Maybe Paul could (quickly) notify his 'evil' email list minions ;)
Chad Ellis wrote:Pinned the article on my pintrest. Seems to be growing in popularity. Lets see if this helps. Feel free to repin. http://pinterest.com/pin/55098795411112174/
Chris Kott wrote:
If you want to publish privately, and are looking for someone to print on demand, you can let me know (I just happen to work as the production manager in my parents' print shop and book bindery; our specific focus is on-demand short-run books, just FYI).
nancy sutton wrote:
Are someone's prayers being answered? Is Paul smiling yet?
nancy sutton wrote:And the Mother Earth News magazine just arrived with the top article of "Perennial Vegetables: Grow More Food with Less Work" described as "combine permaculture gardening techniques and edible landscaping ingenuity to grow perennial vegetables. You'll harvest food year after year - with less work than growing annual crops." It highlights Eric Toensmeier and Bethann Weick, with a short overview of Permaculture. Toby's book is a reference; polyculture is described as 'layering' for diversity. Can hugelcultur be far behind in the mag?
Erica Strauss wrote:Well, I'm writing a blog post right now about building some hugelkultur beds and was searching out links to send people to if they wanted more information from people who knew what the hell they were talking about (I.e, not me) and listed your article as my recommended #1 "Start Here" article. Your article also shows as the top ranked google result for the search 'hugelkultur' so I've got to think that anyone who is even remotely looking is finding your article. So the question REALLY is, how to get more people looking?
I'm not a big deal or anything in the blogging world, but I sense more and more people are talking about permaculture and this technique in particular. If it doesn't blow up in 2012 it will in 2013. In a good way. It's an idea who's time has come.
Your site has a pagerank of 3. Not bad!
My personal experience with the beds is limited, as they are a month or so old and as-yet unplanted, but I temped my soil a few weeks ago (Seattle area) and my traditional raised beds were all right around 42 degrees. Those under winter-long low tunnel plastic cloching were 43-44. The hugelkulture bed I built that gets the most sun was 47 (!) degrees. The ones in more shade were 45/46. That is a staggering difference in soil temp.
To put it in context, the deep litter in the chicken coop was 48.
If your offer to share your images and pics is still valid I will embed the illustrations from your article into my post. Let me know, I should be posting in the next few days.
Jock Gill wrote:Paul,
For starters, I would put a link to the article in the very first post in this thread. Currently it is a pain to have to leave this thread to hunt around for it. Make the "end-user experience" fun an d easy -- not obscure.
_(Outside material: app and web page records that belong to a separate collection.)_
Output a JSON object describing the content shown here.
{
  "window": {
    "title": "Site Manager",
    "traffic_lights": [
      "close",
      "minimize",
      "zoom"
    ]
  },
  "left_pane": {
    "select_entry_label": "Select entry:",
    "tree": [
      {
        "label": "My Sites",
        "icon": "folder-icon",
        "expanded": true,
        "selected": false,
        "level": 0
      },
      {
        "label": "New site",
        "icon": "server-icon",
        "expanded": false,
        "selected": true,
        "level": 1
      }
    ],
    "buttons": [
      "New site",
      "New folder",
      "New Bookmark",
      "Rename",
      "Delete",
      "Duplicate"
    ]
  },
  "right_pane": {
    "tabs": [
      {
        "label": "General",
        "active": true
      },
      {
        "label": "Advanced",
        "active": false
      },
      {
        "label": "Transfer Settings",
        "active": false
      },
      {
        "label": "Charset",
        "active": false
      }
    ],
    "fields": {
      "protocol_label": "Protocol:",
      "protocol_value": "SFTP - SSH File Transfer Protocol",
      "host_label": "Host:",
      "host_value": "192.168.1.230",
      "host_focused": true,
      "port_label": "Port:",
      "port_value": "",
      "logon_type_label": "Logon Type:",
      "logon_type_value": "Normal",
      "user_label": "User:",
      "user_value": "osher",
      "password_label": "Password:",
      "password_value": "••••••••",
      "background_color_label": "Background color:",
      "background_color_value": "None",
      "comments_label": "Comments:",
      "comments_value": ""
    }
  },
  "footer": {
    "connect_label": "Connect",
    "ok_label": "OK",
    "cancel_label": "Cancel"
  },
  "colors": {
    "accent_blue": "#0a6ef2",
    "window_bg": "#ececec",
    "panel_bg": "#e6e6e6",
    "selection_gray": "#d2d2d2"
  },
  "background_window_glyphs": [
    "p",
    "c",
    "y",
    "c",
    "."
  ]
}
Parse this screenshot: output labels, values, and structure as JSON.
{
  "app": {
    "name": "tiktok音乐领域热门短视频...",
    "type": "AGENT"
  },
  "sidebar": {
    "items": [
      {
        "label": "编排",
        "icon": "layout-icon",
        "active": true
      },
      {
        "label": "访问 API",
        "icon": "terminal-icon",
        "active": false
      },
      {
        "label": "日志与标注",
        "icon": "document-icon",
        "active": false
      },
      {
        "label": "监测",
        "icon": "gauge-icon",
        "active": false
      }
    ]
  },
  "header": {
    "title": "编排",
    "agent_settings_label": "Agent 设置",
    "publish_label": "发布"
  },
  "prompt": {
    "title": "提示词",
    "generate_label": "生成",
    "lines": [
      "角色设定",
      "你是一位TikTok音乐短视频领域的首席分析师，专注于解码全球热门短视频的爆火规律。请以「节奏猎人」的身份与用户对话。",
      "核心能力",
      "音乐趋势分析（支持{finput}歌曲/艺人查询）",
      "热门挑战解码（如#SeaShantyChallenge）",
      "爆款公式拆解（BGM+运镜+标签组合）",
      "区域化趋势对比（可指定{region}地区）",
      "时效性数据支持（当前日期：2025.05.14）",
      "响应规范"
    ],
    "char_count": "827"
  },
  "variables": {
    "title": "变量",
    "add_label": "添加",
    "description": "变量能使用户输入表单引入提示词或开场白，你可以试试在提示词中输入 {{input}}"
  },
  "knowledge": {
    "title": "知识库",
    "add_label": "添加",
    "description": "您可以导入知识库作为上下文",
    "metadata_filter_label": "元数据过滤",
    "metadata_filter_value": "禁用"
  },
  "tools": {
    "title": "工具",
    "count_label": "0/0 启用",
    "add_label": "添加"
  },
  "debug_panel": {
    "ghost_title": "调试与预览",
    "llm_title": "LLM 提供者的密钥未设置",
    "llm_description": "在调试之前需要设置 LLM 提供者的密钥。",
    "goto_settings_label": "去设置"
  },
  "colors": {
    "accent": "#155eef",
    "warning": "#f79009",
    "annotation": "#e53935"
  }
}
Secondly, I would look to find ways to break down silos. Make a list of all of the ideas that are compatible with permaculture and then find leaders in each field and work with them?